Problem to solve: The response must consist of every line of the listing, reproduced verbatim.

Data records:
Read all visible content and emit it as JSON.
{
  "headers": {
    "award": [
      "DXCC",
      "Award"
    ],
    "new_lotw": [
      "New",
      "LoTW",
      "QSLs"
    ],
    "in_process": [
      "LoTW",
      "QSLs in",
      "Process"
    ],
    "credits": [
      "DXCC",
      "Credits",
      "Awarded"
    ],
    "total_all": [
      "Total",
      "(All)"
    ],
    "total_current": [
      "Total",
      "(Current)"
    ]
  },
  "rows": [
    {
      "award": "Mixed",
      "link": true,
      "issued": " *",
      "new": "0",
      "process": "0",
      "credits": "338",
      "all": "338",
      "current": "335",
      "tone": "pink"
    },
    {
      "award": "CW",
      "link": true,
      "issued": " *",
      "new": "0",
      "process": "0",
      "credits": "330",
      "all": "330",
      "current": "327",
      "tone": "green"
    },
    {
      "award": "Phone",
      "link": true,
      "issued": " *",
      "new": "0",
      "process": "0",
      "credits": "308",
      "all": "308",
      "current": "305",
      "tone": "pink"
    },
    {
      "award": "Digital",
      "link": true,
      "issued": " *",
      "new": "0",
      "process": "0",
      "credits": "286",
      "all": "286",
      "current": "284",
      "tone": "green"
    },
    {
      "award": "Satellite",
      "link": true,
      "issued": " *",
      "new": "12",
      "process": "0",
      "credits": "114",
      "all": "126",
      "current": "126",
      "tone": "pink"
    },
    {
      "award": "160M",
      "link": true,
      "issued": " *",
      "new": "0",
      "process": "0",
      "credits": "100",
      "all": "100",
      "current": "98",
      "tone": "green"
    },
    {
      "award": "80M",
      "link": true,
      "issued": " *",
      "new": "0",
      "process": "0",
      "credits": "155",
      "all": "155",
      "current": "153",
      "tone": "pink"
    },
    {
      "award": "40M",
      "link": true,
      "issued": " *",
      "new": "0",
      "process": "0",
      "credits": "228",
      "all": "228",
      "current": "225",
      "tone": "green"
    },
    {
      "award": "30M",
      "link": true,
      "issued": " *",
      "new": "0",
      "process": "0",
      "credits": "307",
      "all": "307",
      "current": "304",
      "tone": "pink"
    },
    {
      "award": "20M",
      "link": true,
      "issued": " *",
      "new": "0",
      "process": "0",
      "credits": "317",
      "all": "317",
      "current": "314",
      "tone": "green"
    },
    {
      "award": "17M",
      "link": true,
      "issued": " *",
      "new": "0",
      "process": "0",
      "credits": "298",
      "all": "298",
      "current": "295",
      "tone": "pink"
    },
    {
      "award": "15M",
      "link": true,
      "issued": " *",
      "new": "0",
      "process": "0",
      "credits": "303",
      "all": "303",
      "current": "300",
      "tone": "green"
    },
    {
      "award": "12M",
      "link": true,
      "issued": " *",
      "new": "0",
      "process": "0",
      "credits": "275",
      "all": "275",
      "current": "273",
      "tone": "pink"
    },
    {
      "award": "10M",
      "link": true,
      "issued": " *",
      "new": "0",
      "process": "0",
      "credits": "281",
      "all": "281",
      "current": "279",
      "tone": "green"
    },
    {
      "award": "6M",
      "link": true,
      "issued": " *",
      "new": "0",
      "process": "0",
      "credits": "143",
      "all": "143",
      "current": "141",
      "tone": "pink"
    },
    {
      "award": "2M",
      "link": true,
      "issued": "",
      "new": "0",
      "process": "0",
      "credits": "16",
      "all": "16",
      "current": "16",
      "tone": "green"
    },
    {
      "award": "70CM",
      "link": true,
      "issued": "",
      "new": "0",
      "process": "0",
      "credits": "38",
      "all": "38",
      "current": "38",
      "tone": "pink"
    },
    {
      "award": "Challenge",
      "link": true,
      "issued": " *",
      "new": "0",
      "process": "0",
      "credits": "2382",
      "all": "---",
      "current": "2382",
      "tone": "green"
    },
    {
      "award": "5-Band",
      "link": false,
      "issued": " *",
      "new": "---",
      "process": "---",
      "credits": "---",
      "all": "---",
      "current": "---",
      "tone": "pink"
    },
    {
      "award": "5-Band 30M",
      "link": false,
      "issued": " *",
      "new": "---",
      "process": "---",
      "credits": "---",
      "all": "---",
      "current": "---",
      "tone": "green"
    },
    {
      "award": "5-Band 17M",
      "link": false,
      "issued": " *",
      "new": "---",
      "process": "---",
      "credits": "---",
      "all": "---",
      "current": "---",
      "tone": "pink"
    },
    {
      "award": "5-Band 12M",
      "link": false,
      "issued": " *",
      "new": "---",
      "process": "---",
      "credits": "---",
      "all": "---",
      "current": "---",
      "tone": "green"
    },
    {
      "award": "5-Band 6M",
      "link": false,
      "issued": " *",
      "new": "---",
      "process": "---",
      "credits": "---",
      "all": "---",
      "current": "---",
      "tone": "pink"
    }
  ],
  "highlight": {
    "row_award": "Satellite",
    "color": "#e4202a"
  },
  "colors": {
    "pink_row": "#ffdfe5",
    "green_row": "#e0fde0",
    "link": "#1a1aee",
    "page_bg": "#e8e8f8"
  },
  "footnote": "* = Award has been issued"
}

Answer section:
Read all visible content and emit it as JSON.
{
  "headers": {
    "award": [
      "DXCC",
      "Award"
    ],
    "new_lotw": [
      "New",
      "LoTW",
      "QSLs"
    ],
    "in_process": [
      "LoTW",
      "QSLs in",
      "Process"
    ],
    "credits": [
      "DXCC",
      "Credits",
      "Awarded"
    ],
    "total_all": [
      "Total",
      "(All)"
    ],
    "total_current": [
      "Total",
      "(Current)"
    ]
  },
  "rows": [
    {
      "award": "Mixed",
      "link": true,
      "issued": " *",
      "new": "0",
      "process": "0",
      "credits": "338",
      "all": "338",
      "current": "335",
      "tone": "pink"
    },
    {
      "award": "CW",
      "link": true,
      "issued": " *",
      "new": "0",
      "process": "0",
      "credits": "330",
      "all": "330",
      "current": "327",
      "tone": "green"
    },
    {
      "award": "Phone",
      "link": true,
      "issued": " *",
      "new": "0",
      "process": "0",
      "credits": "308",
      "all": "308",
      "current": "305",
      "tone": "pink"
    },
    {
      "award": "Digital",
      "link": true,
      "issued": " *",
      "new": "0",
      "process": "0",
      "credits": "286",
      "all": "286",
      "current": "284",
      "tone": "green"
    },
    {
      "award": "Satellite",
      "link": true,
      "issued": " *",
      "new": "12",
      "process": "0",
      "credits": "114",
      "all": "126",
      "current": "126",
      "tone": "pink"
    },
    {
      "award": "160M",
      "link": true,
      "issued": " *",
      "new": "0",
      "process": "0",
      "credits": "100",
      "all": "100",
      "current": "98",
      "tone": "green"
    },
    {
      "award": "80M",
      "link": true,
      "issued": " *",
      "new": "0",
      "process": "0",
      "credits": "155",
      "all": "155",
      "current": "153",
      "tone": "pink"
    },
    {
      "award": "40M",
      "link": true,
      "issued": " *",
      "new": "0",
      "process": "0",
      "credits": "228",
      "all": "228",
      "current": "225",
      "tone": "green"
    },
    {
      "award": "30M",
      "link": true,
      "issued": " *",
      "new": "0",
      "process": "0",
      "credits": "307",
      "all": "307",
      "current": "304",
      "tone": "pink"
    },
    {
      "award": "20M",
      "link": true,
      "issued": " *",
      "new": "0",
      "process": "0",
      "credits": "317",
      "all": "317",
      "current": "314",
      "tone": "green"
    },
    {
      "award": "17M",
      "link": true,
      "issued": " *",
      "new": "0",
      "process": "0",
      "credits": "298",
      "all": "298",
      "current": "295",
      "tone": "pink"
    },
    {
      "award": "15M",
      "link": true,
      "issued": " *",
      "new": "0",
      "process": "0",
      "credits": "303",
      "all": "303",
      "current": "300",
      "tone": "green"
    },
    {
      "award": "12M",
      "link": true,
      "issued": " *",
      "new": "0",
      "process": "0",
      "credits": "275",
      "all": "275",
      "current": "273",
      "tone": "pink"
    },
    {
      "award": "10M",
      "link": true,
      "issued": " *",
      "new": "0",
      "process": "0",
      "credits": "281",
      "all": "281",
      "current": "279",
      "tone": "green"
    },
    {
      "award": "6M",
      "link": true,
      "issued": " *",
      "new": "0",
      "process": "0",
      "credits": "143",
      "all": "143",
      "current": "141",
      "tone": "pink"
    },
    {
      "award": "2M",
      "link": true,
      "issued": "",
      "new": "0",
      "process": "0",
      "credits": "16",
      "all": "16",
      "current": "16",
      "tone": "green"
    },
    {
      "award": "70CM",
      "link": true,
      "issued": "",
      "new": "0",
      "process": "0",
      "credits": "38",
      "all": "38",
      "current": "38",
      "tone": "pink"
    },
    {
      "award": "Challenge",
      "link": true,
      "issued": " *",
      "new": "0",
      "process": "0",
      "credits": "2382",
      "all": "---",
      "current": "2382",
      "tone": "green"
    },
    {
      "award": "5-Band",
      "link": false,
      "issued": " *",
      "new": "---",
      "process": "---",
      "credits": "---",
      "all": "---",
      "current": "---",
      "tone": "pink"
    },
    {
      "award": "5-Band 30M",
      "link": false,
      "issued": " *",
      "new": "---",
      "process": "---",
      "credits": "---",
      "all": "---",
      "current": "---",
      "tone": "green"
    },
    {
      "award": "5-Band 17M",
      "link": false,
      "issued": " *",
      "new": "---",
      "process": "---",
      "credits": "---",
      "all": "---",
      "current": "---",
      "tone": "pink"
    },
    {
      "award": "5-Band 12M",
      "link": false,
      "issued": " *",
      "new": "---",
      "process": "---",
      "credits": "---",
      "all": "---",
      "current": "---",
      "tone": "green"
    },
    {
      "award": "5-Band 6M",
      "link": false,
      "issued": " *",
      "new": "---",
      "process": "---",
      "credits": "---",
      "all": "---",
      "current": "---",
      "tone": "pink"
    }
  ],
  "highlight": {
    "row_award": "Satellite",
    "color": "#e4202a"
  },
  "colors": {
    "pink_row": "#ffdfe5",
    "green_row": "#e0fde0",
    "link": "#1a1aee",
    "page_bg": "#e8e8f8"
  },
  "footnote": "* = Award has been issued"
}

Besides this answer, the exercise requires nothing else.